It also said, “Marriage is not merely for the procreation of children: its nature as an indissoluble compact between two people and the good of children demands that the mutual love of the partners be shown, that it should grow and mature” (#50). Prior to this, the Church always insisted that the primary purpose of marriage was the procreation of children.
The bishops had a problem, though, when it came to saying something about artificial contraception. The commission Pope Paul had appointed was still discussing this matter.
When it was finally passed, “Gaudium et Spes” said, “In questions of birth regulation, the sons of the Church are forbidden to use methods disapproved of by the teaching authority of the Church in its interpretation of the divine law” (#51).
Naturally, “Gaudium et Spes” included a section on the dignity of human life, saying, “Life must be protected with the utmost care from the moment of conception. Abortion and infanticide are abominable crimes” (#51).
But it included more than abortion and infanticide. The crimes against the human person enumerated in the document included murder, genocide, abortion, euthanasia, suicide, mutilation, physical and mental torture, undue psychological pressures, subhuman living conditions, arbitrary imprisonment, deportation, slavery, prostitution, the selling of women and children, and degrading working conditions where men are treated as mere tools for profit rather than as free and responsible persons.

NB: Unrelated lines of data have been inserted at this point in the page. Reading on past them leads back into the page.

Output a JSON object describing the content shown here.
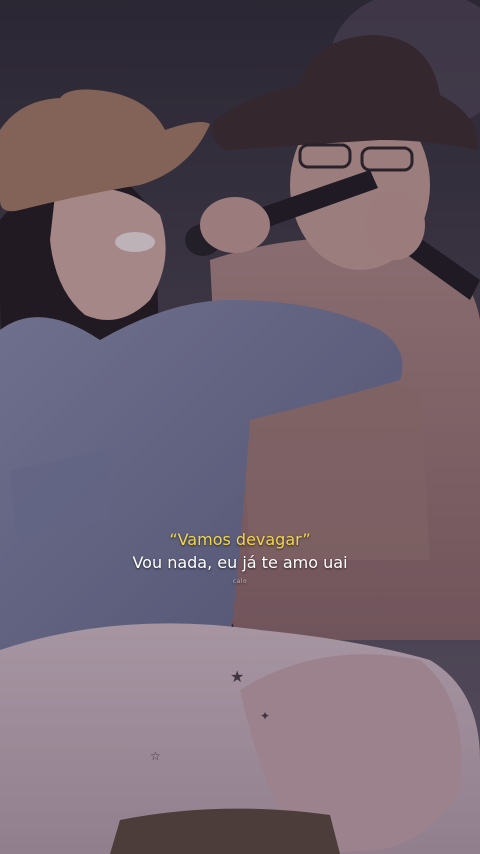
{
  "captions": {
    "highlight": "“Vamos devagar”",
    "main": "Vou nada, eu já te amo uai",
    "watermark": "calo"
  },
  "colors": {
    "highlight_text": "#f2d64b",
    "main_text": "#ffffff"
  }
}
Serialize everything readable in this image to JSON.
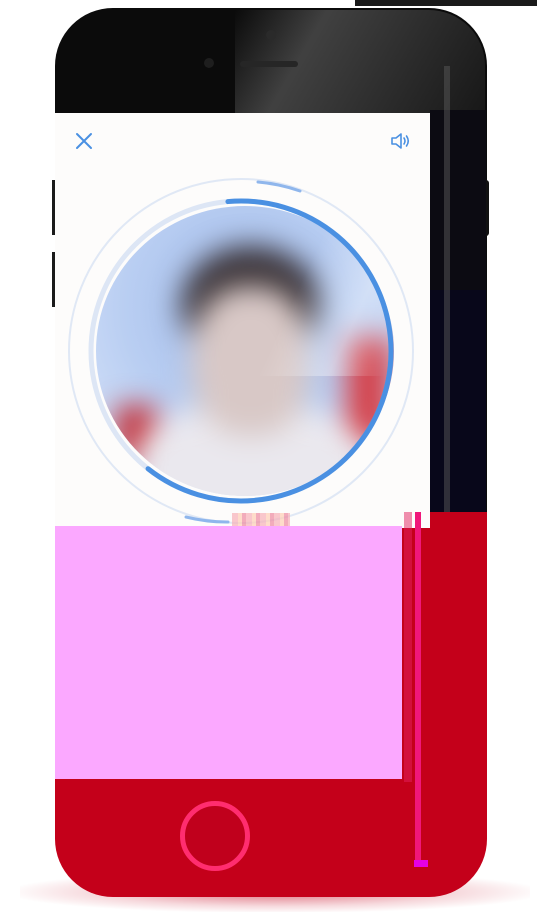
{
  "screen": {
    "close_icon": "close-icon",
    "sound_icon": "speaker-icon",
    "accent_color": "#4a90e2"
  },
  "face_scan": {
    "progress": 0.62,
    "ring_color": "#4a90e2"
  },
  "device": {
    "body_color": "#c4001a",
    "home_button_ring_color": "#ff2d6f"
  }
}
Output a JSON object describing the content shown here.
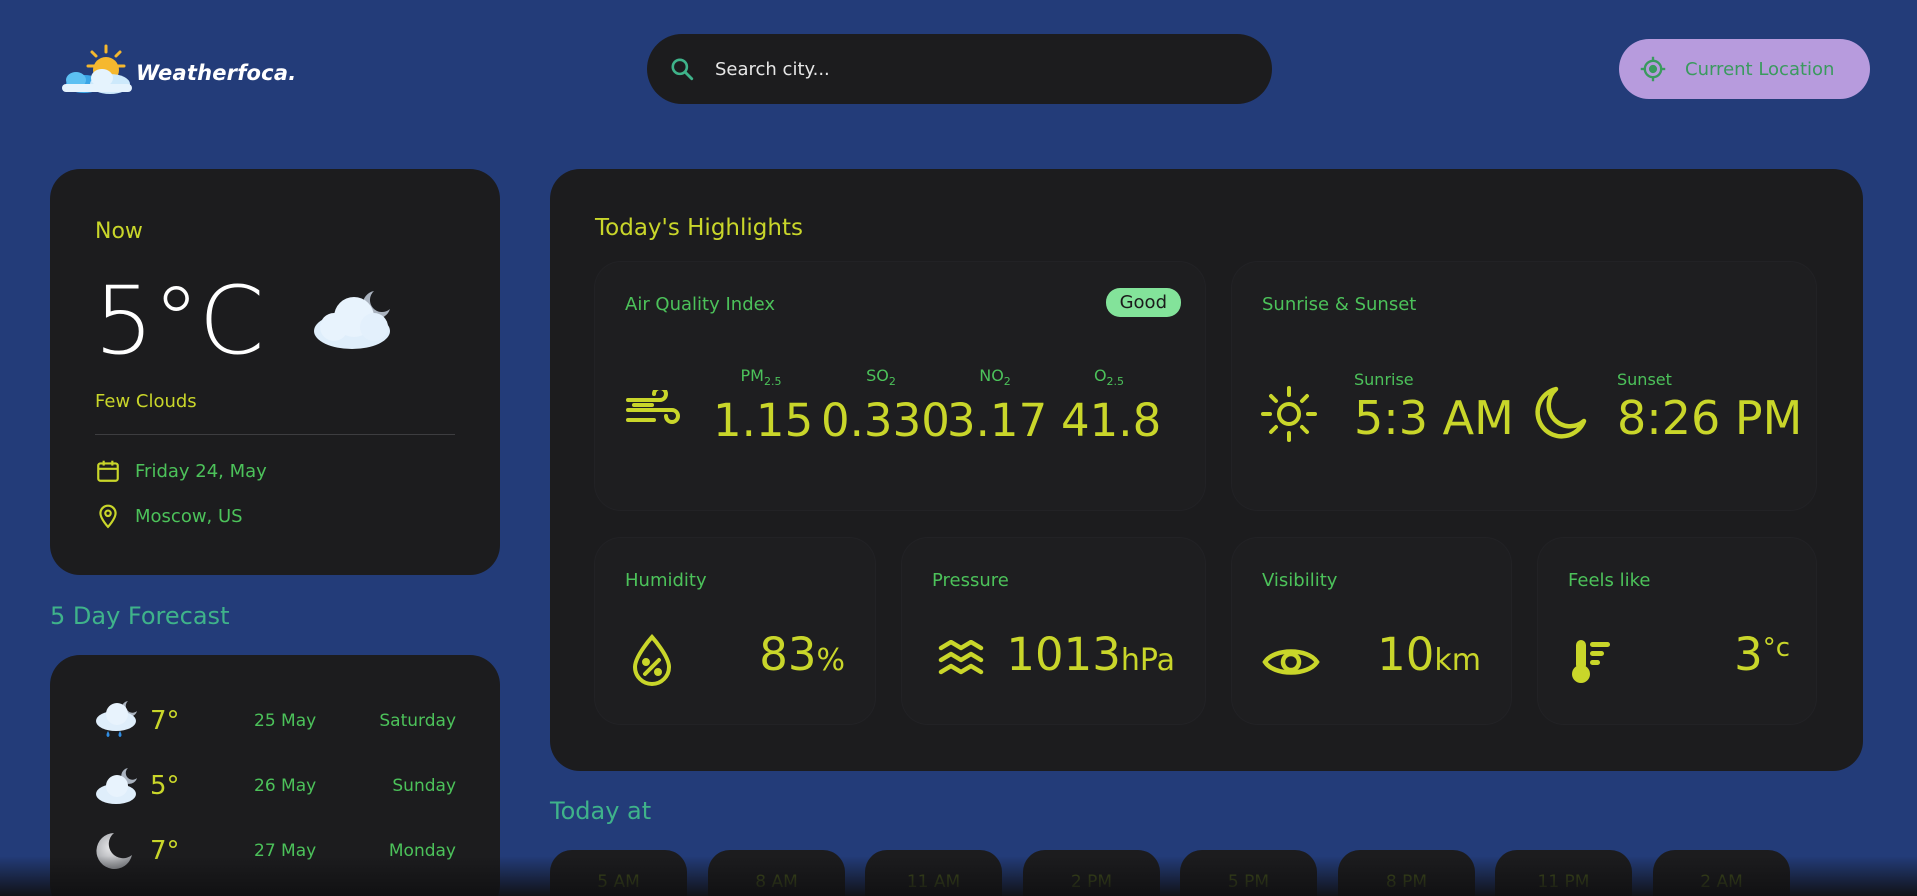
{
  "app": {
    "name": "Weatherfoca."
  },
  "search": {
    "placeholder": "Search city..."
  },
  "location_button": {
    "label": "Current Location"
  },
  "now": {
    "label": "Now",
    "temperature": "5°C",
    "condition": "Few Clouds",
    "date": "Friday 24, May",
    "location": "Moscow, US",
    "icon": "cloudy-night-icon"
  },
  "forecast": {
    "title": "5 Day Forecast",
    "days": [
      {
        "temp": "7°",
        "date": "25 May",
        "day": "Saturday",
        "icon": "rainy-cloud-icon"
      },
      {
        "temp": "5°",
        "date": "26 May",
        "day": "Sunday",
        "icon": "cloudy-night-icon"
      },
      {
        "temp": "7°",
        "date": "27 May",
        "day": "Monday",
        "icon": "moon-icon"
      }
    ]
  },
  "highlights": {
    "title": "Today's Highlights",
    "air_quality": {
      "title": "Air Quality Index",
      "badge": "Good",
      "items": [
        {
          "label": "PM",
          "sub": "2.5",
          "value": "1.15"
        },
        {
          "label": "SO",
          "sub": "2",
          "value": "0.330"
        },
        {
          "label": "NO",
          "sub": "2",
          "value": "3.17"
        },
        {
          "label": "O",
          "sub": "2.5",
          "value": "41.8"
        }
      ]
    },
    "sun": {
      "title": "Sunrise & Sunset",
      "sunrise_label": "Sunrise",
      "sunrise": "5:3 AM",
      "sunset_label": "Sunset",
      "sunset": "8:26 PM"
    },
    "humidity": {
      "title": "Humidity",
      "value": "83",
      "unit": "%"
    },
    "pressure": {
      "title": "Pressure",
      "value": "1013",
      "unit": "hPa"
    },
    "visibility": {
      "title": "Visibility",
      "value": "10",
      "unit": "km"
    },
    "feels_like": {
      "title": "Feels like",
      "value": "3",
      "unit": "°c"
    }
  },
  "today": {
    "title": "Today at",
    "hours": [
      "5 AM",
      "8 AM",
      "11 AM",
      "2 PM",
      "5 PM",
      "8 PM",
      "11 PM",
      "2 AM"
    ]
  },
  "colors": {
    "background": "#233c79",
    "card": "#1c1c1e",
    "accent_yellow": "#c9d62a",
    "accent_green": "#4cc25a",
    "location_button": "#b79bdd",
    "good_badge": "#83e39a"
  }
}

The chapter after “The Dignity of Marriage and the Family” was called “Proper Development of Culture,” and this formed a preface for the document’s later treatment of economics, politics and world peace. The economics section stressed both that “every man has the right to possess a sufficient amount of the earth’s goods,” and that “men are bound to come to the aid of the poor and to do so not merely out of their superfluous goods” (#69).
The section on politics said that the Church is not identified with any political community nor bound by ties to any political system—which undoubtedly came as a surprise to many politicians in Europe, especially in Italy. And the document had a lot to say about world peace.
With the promulgation of “Gaudium et Spes,” the work of Vatican II was over. The next few years proved to be hectic, to say the least. As has happened after almost every other ecumenical council, the Church was severely divided between those who welcomed Vatican II, and those who thought it was the worst thing to happen to the Church.
There is still some of that, but not as much since most Catholics today never experienced the pre-Vatican II Church. Today’s Church is the only Catholic Church they have ever known.
I can’t help wondering what the Church would be like today if there had never been a Vatican II. Would the people of today have remained Catholics if the Church remained what it was before the 1960s?
For me, there is no doubt that Vatican II was, as Pope John XXIII thought, the inspiration of the Holy Spirit.
(John F. Fink is editor emeritus of The Criterion.) †